Honor would be a necessary preamble to even champion dueling. Guns or swords? Let’s make both available as a choice for consenting combatants. This is consensual violence, both parties must agree to the terms and conditions before stepping off. While you are at it, take a look at the many tomes of sword-fighting texts available from the Renaissance era in Europe during the high era of fighting salons. The pity is there are hundreds more which have yet to be translated from the Latin, Italian, German or French into English.
I would again commend your attention to the excellent book, The Compleat Gentleman by Brad Miner.
The duel was the last resort of a process of what we now call ‘conflict resolution’.
He relates the story of two political rivals:
In only one of the eight stories (which also include Gladstone vs Disraeli and Heath vs Thatcher) were “pistols at dawn” literally employed. Exactly 200 years ago, in the middle of the Napoleonic wars, Britain launched a military and naval expedition to Walcheren in Holland. It failed. George Canning, the foreign secretary, sought covertly to blame his rival, Lord Castlereagh, and to have him removed from the War Office.
When Castlereagh discovered what was going on, he wrote to Canning: “You continued to sit in the same Cabinet with me, and to leave me not only in the persuasion that I possessed your confidence and support as a colleague, but you allowed me to… proceed in the Execution of a new Enterprise of the most arduous and important nature, with your apparent concurrence… You were fully aware that if my situation in the government had been disclosed to me, I could not have submitted to remain one moment in office, without the entire abandonment of my private honour and public duty.

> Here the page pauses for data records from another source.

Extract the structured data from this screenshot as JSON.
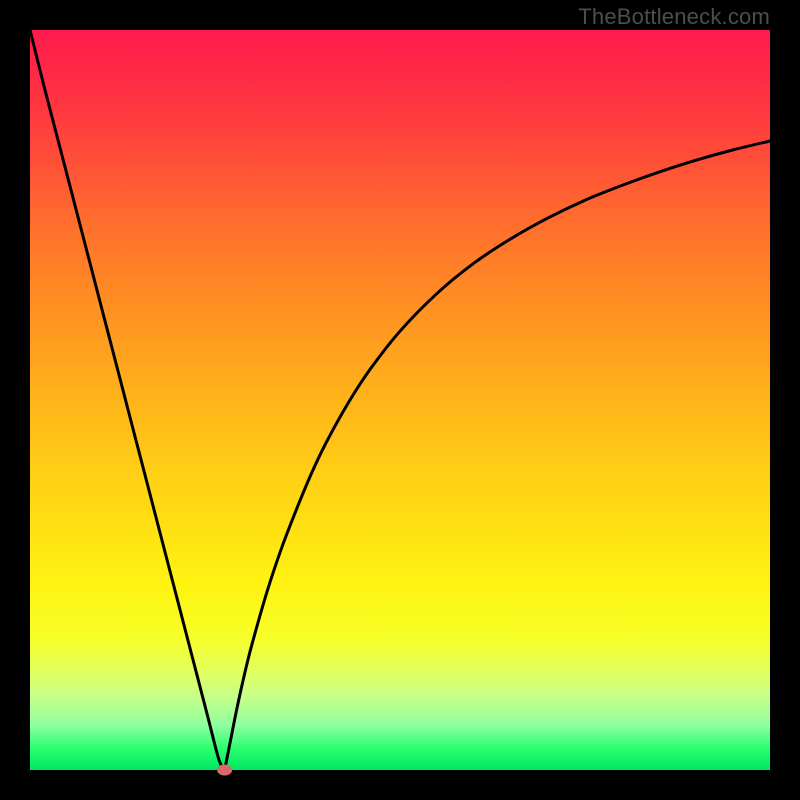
{
  "watermark": "TheBottleneck.com",
  "chart_data": {
    "type": "line",
    "title": "",
    "xlabel": "",
    "ylabel": "",
    "xlim": [
      0,
      100
    ],
    "ylim": [
      0,
      100
    ],
    "series": [
      {
        "name": "left-branch",
        "x": [
          0,
          2,
          4,
          6,
          8,
          10,
          12,
          14,
          16,
          18,
          20,
          22,
          24,
          25.5,
          26.3
        ],
        "values": [
          100,
          92,
          84.3,
          76.6,
          68.9,
          61.2,
          53.5,
          45.8,
          38.1,
          30.4,
          22.7,
          15.0,
          7.3,
          1.5,
          0
        ]
      },
      {
        "name": "right-branch",
        "x": [
          26.3,
          27,
          28,
          29,
          30,
          32,
          34,
          36,
          38,
          40,
          43,
          46,
          50,
          55,
          60,
          65,
          70,
          75,
          80,
          85,
          90,
          95,
          100
        ],
        "values": [
          0,
          3.5,
          8.5,
          13,
          17,
          24,
          30,
          35.2,
          40,
          44.2,
          49.6,
          54.2,
          59.3,
          64.4,
          68.5,
          71.8,
          74.6,
          77.0,
          79.0,
          80.8,
          82.4,
          83.8,
          85.0
        ]
      }
    ],
    "marker": {
      "x": 26.3,
      "y": 0,
      "color": "#d86a6a"
    },
    "gradient_colors": {
      "top": "#ff1a4d",
      "bottom": "#00e860"
    }
  }
}
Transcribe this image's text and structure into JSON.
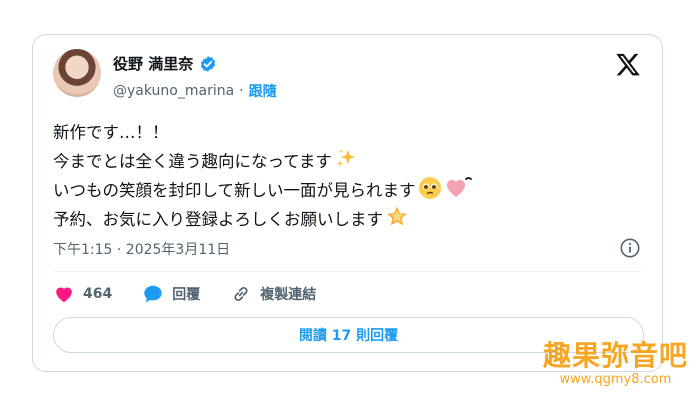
{
  "user": {
    "display_name": "役野 満里奈",
    "handle": "@yakuno_marina",
    "separator": "·",
    "follow_label": "跟隨"
  },
  "tweet": {
    "lines": [
      "新作です…！！",
      "今までとは全く違う趣向になってます",
      "いつもの笑顔を封印して新しい一面が見られます",
      "予約、お気に入り登録よろしくお願いします"
    ],
    "emoji": {
      "line2": "sparkles-icon",
      "line3": [
        "pleading-face-icon",
        "pink-heart-icon"
      ],
      "line4": "glowing-star-icon"
    },
    "timestamp": "下午1:15 · 2025年3月11日"
  },
  "actions": {
    "likes_count": "464",
    "reply_label": "回覆",
    "copy_link_label": "複製連結"
  },
  "read_replies_label": "閱讀 17 則回覆",
  "watermark": {
    "title": "趣果弥音吧",
    "url": "www.qgmy8.com"
  },
  "colors": {
    "accent": "#1d9bf0",
    "like": "#f91880",
    "text": "#0f1419",
    "muted": "#536471",
    "watermark": "#f6a623"
  }
}
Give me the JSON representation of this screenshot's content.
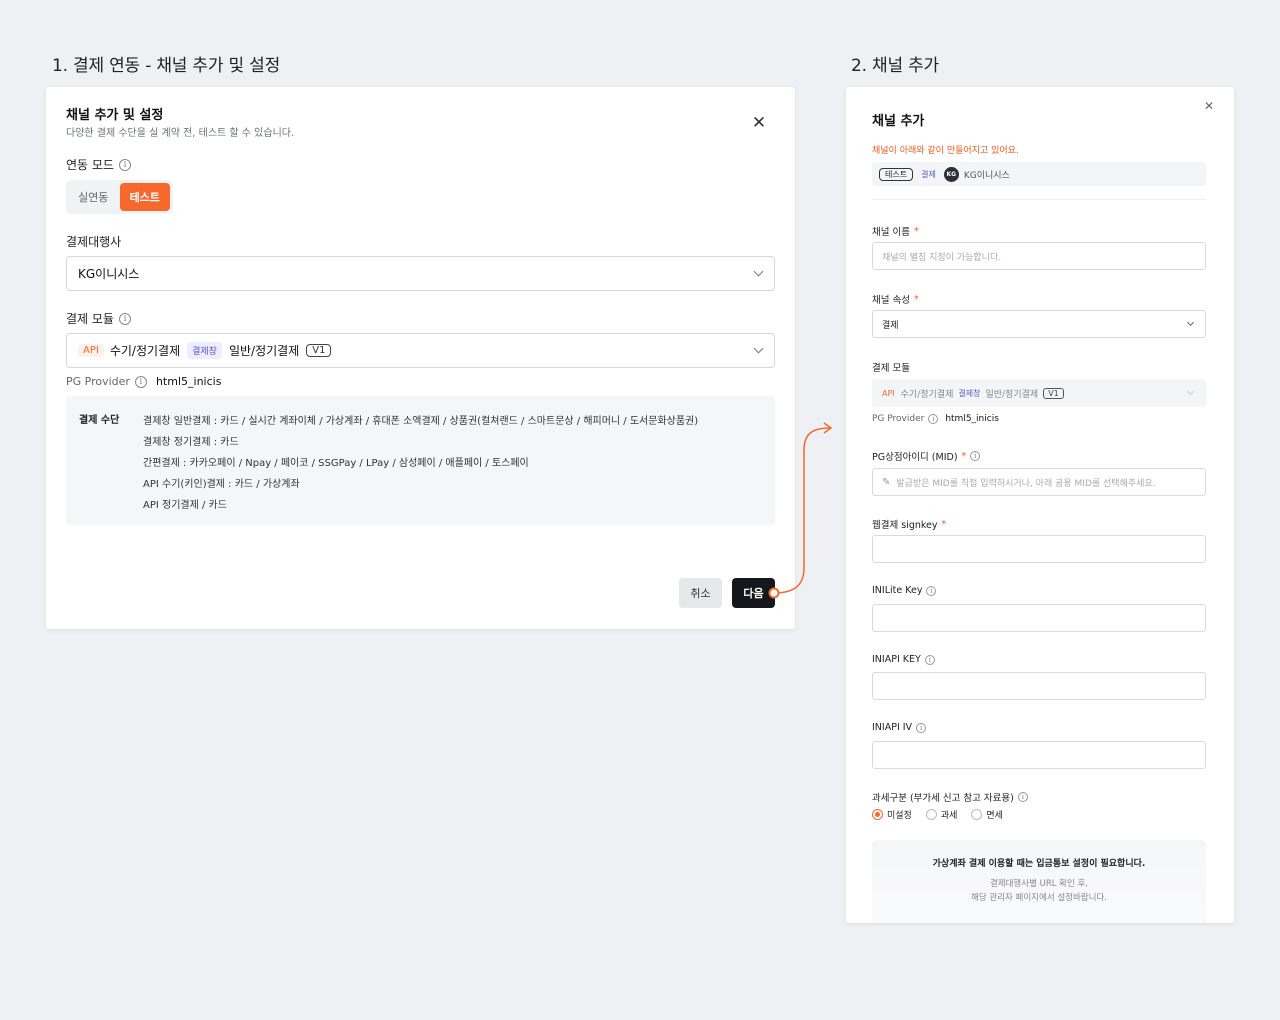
{
  "sections": {
    "left_title": "1. 결제 연동 - 채널 추가 및 설정",
    "right_title": "2. 채널 추가"
  },
  "dialog": {
    "title": "채널 추가 및 설정",
    "subtitle": "다양한 결제 수단을 실 계약 전, 테스트 할 수 있습니다.",
    "mode_label": "연동 모드",
    "modes": {
      "live": "실연동",
      "test": "테스트",
      "selected": "테스트"
    },
    "pg_label": "결제대행사",
    "pg_value": "KG이니시스",
    "module_label": "결제 모듈",
    "module": {
      "api_tag": "API",
      "api_text": "수기/정기결제",
      "window_tag": "결제창",
      "window_text": "일반/정기결제",
      "version": "V1"
    },
    "pg_provider_label": "PG Provider",
    "pg_provider_value": "html5_inicis",
    "payment_methods_label": "결제 수단",
    "payment_methods": [
      "결제창 일반결제 : 카드 / 실시간 계좌이체 / 가상계좌 / 휴대폰 소액결제 / 상품권(컬쳐랜드 / 스마트문상 / 해피머니 / 도서문화상품권)",
      "결제창 정기결제 : 카드",
      "간편결제 : 카카오페이 / Npay / 페이코 / SSGPay / LPay / 삼성페이 / 애플페이 / 토스페이",
      "API 수기(키인)결제 : 카드 / 가상계좌",
      "API 정기결제 / 카드"
    ],
    "cancel_label": "취소",
    "next_label": "다음"
  },
  "panel": {
    "title": "채널 추가",
    "notice": "채널이 아래와 같이 만들어지고 있어요.",
    "preview": {
      "test_tag": "테스트",
      "pay_tag": "결제",
      "logo": "KG",
      "name": "KG이니시스"
    },
    "channel_name_label": "채널 이름",
    "channel_name_placeholder": "채널의 별칭 지정이 가능합니다.",
    "channel_attr_label": "채널 속성",
    "channel_attr_value": "결제",
    "module_label": "결제 모듈",
    "module": {
      "api_tag": "API",
      "api_text": "수기/정기결제",
      "window_tag": "결제창",
      "window_text": "일반/정기결제",
      "version": "V1"
    },
    "pg_provider_label": "PG Provider",
    "pg_provider_value": "html5_inicis",
    "mid_label": "PG상점아이디 (MID)",
    "mid_placeholder": "발급받은 MID를 직접 입력하시거나, 아래 공용 MID를 선택해주세요.",
    "signkey_label": "웹결제 signkey",
    "inilite_label": "INILite Key",
    "iniapi_key_label": "INIAPI KEY",
    "iniapi_iv_label": "INIAPI IV",
    "tax_label": "과세구분 (부가세 신고 참고 자료용)",
    "tax_options": [
      "미설정",
      "과세",
      "면세"
    ],
    "tax_selected": "미설정",
    "vaccount_title": "가상계좌 결제 이용할 때는 입금통보 설정이 필요합니다.",
    "vaccount_line1": "결제대행사별 URL 확인 후,",
    "vaccount_line2": "해당 관리자 페이지에서 설정바랍니다."
  },
  "colors": {
    "accent": "#f7682d",
    "dark_button": "#15171c",
    "window_tag": "#5c55cf"
  }
}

You knew I was deceived, and you continued to deceive me.” Castlereagh demanded “satisfaction”, by which he meant a duel. The two men met on Putney Heath. Both missed with their first shots, but Castlereagh insisted on a second round and wounded Canning in the thigh, without doing him serious injury.
John Campbell considers the Granita deal about the succession a “devil’s bargain”. He quotes the view of Thomas Grenville, in 1812: “When two men ride a horse, one must ride behind.” He is surely right, but the Brown/Blair story does illustrate the difficulties with which politics is saddled if there is no accepted code of honour.
The form of the duel – with its pointless deaths, inherent injustice and absurd pride – seems to us against reason and morality. But it did answer a problem that always confronts human society: how can one settle a dispute between essentially equal parties?”
I love the idea of this being available to settle political disputes and would hope the modern violence broker (a more correct term for what a politician essentially is) would flock to this. But alas, most of today’s empty suits, especially in Mordor, are moral and craven cowards whose physical courage is challenged by shouting and a real threat would have them cowering and filling their pants. But imagine if an aggrieved constituent could call out the politician(s) who spend so much time shearing the Helots across the fruited plain.
Dueling would put a finer point to Heinlein’s axiom on the polite society. Manners would have teeth again.
“In a duel, man to man, sword against sword, it can be a lack of skill that gets you killed. Often as not, though, it’ll be a matter of luck, or if it goes on too long, then it’ll be the man who tires first that tends to die. In the end it’s about staying power. They should put that on headstones, “Got tired.”
― Mark Lawrence, Prince of Thorns